My Photo
Note: Jeff does not accept guest blog posts on A Dash of Insight.

For inquiries regarding advertising and republication, contact

Follow Jeff on Twitter!

Enter your email address:

Delivered by FeedBurner


  • Seeking Alpha
    Seeking Alpha Certified
  • AllTopSites
    Alltop, all the top stories
  • iStockAnalyst
Talk Markets
Forexpros Contributor
Copyright 2005-2014
All Rights Reserved

« Weighing the Week Ahead: An Early Verdict on Q3 Earnings? | Main | October Employment Report Preview »

October 30, 2012



all publishing news about mcx are really helpfull and meaningfull for stock cover all stock tips in this post.thanks for sharing.......


scm0330 -- sorry -- I meant per quarter.

Thanks for catching.




7.5 million new jobs a month?
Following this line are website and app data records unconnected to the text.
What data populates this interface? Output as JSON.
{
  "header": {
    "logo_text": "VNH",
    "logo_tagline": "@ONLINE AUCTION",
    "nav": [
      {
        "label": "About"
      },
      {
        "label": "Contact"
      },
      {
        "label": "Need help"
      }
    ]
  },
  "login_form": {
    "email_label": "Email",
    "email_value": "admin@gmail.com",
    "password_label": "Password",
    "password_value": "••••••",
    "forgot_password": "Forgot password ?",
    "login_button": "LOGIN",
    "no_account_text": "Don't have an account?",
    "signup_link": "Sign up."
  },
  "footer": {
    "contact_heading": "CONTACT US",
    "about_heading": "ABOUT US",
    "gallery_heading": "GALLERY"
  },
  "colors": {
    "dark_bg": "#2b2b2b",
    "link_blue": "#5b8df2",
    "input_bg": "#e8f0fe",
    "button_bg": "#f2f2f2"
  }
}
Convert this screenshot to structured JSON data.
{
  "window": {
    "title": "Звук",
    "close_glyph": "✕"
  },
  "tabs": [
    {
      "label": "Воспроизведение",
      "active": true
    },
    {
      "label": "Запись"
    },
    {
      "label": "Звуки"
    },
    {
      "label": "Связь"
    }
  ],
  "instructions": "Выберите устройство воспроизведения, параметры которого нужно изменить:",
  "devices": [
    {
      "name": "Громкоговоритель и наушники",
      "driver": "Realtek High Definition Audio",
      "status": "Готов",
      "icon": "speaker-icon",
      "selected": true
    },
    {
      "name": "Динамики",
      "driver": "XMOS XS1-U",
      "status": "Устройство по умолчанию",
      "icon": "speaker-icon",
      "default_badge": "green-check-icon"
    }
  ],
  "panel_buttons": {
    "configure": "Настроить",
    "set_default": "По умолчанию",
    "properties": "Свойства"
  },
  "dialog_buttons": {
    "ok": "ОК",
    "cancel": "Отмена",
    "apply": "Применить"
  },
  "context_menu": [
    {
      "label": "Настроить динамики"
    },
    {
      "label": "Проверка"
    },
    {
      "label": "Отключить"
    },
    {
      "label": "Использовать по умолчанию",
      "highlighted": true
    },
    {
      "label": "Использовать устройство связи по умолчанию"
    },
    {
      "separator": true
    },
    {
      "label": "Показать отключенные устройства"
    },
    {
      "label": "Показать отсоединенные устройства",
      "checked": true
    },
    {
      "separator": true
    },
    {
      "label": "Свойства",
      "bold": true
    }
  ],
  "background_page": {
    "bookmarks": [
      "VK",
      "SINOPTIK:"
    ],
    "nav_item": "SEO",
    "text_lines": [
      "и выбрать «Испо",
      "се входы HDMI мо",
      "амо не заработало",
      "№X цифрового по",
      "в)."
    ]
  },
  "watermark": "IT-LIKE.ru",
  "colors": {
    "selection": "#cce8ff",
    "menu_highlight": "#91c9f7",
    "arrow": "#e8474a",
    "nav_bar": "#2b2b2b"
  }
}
That's 90 million annually. Our employed workforce is 143 million or so. That would mean the average job in the economy lasts 19 months...I know things are bad, but that bad?


scm0330 -- Job cuts are always chunkier, more visible, and more newsworthy. There are 7.5 million new jobs every month, and you don't hear about most of them.

In terms of forward earnings, I look at the earnings history as well as expectations when selecting stocks. This is more important than an overall market opinion.

But there is interest in market valuation and earnings trends. I have demonstrated that bottoms-up analysts are the best source for one-year predictions, a useful time frame. The top-down guys pontificate about "headwinds" and have only rough models for adjusting. Most pundits do even worse. None of them have a measurable record.

More here:

Good question -- and probably time for me to do an update on this.




Jeff, a comment and a few questions. The earnings calls this quarter have included an awful-seeming nummber of job cuts and restructurings. This is "Bad," it seems. We have a demand problem in the economy.

Could you elaborate a bit on how you use forward earnings in assessing opportunities? I think, at present, there's a pretty wide gap between bottom-up (analysts) and top-down (strategists) forward estimates for the SP500. Is one estimate set more valuable to you in your work? At any rate, since forward estimates are almost always higher than trailing (and almost always ratchet lower as a year unfolds), I am wondering what is their overall utility in your market work? What do forward estimates reveal to you?

The comments to this entry are closed.